Extracellular Vesicles: Roles in Human Viral Infections, Immune-Diagnostic, and Therapeutic Applications

Ayodeji O. Ipinmoroti, Qiana L. Matthews
2020 Pathogens  
Membrane-bound vesicles that are released from cells are increasingly being studied as a medium of intercellular communication, as these act to shuttle functional proteins, such as lipids, DNA, rRNA, and miRNA, between cells during essential physiological processes. Extracellular vesicles (EVs), most commonly exosomes, are consistently produced by virus-infected cells, and they play crucial roles in mediating communication between infected and uninfected cells. Notably, pathophysiological roles
more » ... for EVs have been established in various viral infections, including human immune deficiency virus (HIV), coronavirus (CoV), and human adenovirus (HAdv). Retroviruses, such as HIV, modulate the production and composition of EVs, and critically, these viruses can exploit EV formation, secretion, and release pathways to promote infection, transmission, and intercellular spread. Consequently, EV production has been investigated as a potential tool for the development of improved viral infection diagnostics and therapeutics. This review will summarize our present knowledge of EV–virus relationships, focusing on their known roles in pathophysiological pathways, immunomodulatory mechanisms, and utility for biomarker discovery. This review will also discuss the potential for EVs to be exploited as diagnostic and treatment tools for viral infection.

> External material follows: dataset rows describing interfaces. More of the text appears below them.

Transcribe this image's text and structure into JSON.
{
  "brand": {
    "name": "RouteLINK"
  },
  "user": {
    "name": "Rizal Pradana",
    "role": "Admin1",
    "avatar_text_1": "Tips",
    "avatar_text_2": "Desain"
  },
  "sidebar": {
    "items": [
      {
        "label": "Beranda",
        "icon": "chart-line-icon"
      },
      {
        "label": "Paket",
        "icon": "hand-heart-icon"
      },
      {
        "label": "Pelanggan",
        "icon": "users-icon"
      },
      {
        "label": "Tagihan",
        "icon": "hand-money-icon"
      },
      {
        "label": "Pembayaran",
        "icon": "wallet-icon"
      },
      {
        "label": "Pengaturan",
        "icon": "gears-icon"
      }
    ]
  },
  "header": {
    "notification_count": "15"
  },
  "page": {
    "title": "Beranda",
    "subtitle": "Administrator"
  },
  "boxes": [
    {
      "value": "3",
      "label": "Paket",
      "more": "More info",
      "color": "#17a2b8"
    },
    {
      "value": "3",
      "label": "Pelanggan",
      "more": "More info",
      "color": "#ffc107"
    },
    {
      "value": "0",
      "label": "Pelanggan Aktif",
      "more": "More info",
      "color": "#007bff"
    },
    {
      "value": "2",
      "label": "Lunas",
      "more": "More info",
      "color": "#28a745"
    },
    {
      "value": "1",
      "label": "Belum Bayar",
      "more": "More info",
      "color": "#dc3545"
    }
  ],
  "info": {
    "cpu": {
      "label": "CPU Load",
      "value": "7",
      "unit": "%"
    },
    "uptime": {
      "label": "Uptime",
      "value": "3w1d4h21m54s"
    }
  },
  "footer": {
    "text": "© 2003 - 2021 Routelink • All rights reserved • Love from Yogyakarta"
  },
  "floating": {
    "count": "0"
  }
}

doi:10.3390/pathogens9121056 pmid:33348699 fatcat:2qammuupvvb3llg7fzbxcyfbba